PROVIDED RECORDS Block Start

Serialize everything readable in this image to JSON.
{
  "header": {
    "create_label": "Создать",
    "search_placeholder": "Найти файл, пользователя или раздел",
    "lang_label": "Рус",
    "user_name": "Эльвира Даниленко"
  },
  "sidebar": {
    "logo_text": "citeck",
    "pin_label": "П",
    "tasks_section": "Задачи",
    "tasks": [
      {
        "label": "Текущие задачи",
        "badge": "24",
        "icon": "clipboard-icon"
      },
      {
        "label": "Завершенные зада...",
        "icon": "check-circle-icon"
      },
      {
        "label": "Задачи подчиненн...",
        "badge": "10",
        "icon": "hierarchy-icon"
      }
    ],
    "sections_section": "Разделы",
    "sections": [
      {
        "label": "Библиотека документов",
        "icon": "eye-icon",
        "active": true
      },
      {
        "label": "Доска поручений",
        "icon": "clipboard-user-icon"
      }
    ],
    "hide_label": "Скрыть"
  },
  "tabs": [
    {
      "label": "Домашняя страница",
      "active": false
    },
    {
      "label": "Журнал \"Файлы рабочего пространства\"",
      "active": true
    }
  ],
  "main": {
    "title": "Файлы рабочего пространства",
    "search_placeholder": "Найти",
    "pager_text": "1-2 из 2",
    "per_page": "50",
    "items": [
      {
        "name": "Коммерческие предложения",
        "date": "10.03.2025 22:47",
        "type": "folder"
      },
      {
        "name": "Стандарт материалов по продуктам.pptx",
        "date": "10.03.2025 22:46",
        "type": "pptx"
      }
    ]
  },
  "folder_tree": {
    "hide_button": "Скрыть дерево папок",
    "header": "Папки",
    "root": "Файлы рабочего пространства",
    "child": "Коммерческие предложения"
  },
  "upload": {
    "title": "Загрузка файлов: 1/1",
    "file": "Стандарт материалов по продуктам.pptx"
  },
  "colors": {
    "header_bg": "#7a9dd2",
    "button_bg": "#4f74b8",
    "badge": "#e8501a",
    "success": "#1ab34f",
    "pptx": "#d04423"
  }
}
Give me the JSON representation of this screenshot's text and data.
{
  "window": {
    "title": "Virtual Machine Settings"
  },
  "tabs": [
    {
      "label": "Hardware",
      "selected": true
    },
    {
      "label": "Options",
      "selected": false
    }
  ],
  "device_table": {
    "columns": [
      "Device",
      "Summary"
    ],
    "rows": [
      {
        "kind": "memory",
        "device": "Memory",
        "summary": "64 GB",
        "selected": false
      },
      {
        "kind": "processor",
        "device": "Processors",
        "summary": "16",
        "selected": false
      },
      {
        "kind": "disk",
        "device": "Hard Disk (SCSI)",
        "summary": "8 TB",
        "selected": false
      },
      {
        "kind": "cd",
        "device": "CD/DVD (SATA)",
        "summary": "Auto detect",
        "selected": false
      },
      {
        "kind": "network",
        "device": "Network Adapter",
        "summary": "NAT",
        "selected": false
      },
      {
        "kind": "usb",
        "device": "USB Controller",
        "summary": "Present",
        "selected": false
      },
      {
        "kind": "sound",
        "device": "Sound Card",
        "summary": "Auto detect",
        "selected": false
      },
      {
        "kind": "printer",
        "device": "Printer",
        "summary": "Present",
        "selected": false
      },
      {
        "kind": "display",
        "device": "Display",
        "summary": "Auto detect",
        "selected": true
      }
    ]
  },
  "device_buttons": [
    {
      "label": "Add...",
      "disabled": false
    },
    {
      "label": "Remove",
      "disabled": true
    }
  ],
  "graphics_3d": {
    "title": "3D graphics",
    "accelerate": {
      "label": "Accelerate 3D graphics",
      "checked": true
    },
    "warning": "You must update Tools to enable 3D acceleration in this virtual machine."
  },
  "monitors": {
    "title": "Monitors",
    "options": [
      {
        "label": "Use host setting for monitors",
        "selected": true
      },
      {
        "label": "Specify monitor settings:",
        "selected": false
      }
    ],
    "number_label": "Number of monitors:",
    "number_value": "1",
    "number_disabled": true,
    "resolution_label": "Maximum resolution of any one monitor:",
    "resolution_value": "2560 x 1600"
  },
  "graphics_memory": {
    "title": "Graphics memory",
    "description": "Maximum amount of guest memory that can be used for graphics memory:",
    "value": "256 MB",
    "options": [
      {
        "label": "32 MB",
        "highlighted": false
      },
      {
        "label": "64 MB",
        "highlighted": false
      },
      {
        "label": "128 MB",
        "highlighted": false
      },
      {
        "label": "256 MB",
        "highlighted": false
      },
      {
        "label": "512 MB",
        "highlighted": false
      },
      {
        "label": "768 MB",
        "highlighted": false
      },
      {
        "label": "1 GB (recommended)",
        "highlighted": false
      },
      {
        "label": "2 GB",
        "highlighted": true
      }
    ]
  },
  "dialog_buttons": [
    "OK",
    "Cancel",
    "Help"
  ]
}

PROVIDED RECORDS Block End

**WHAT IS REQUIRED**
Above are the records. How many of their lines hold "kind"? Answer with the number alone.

**ANSWER SPACE**
9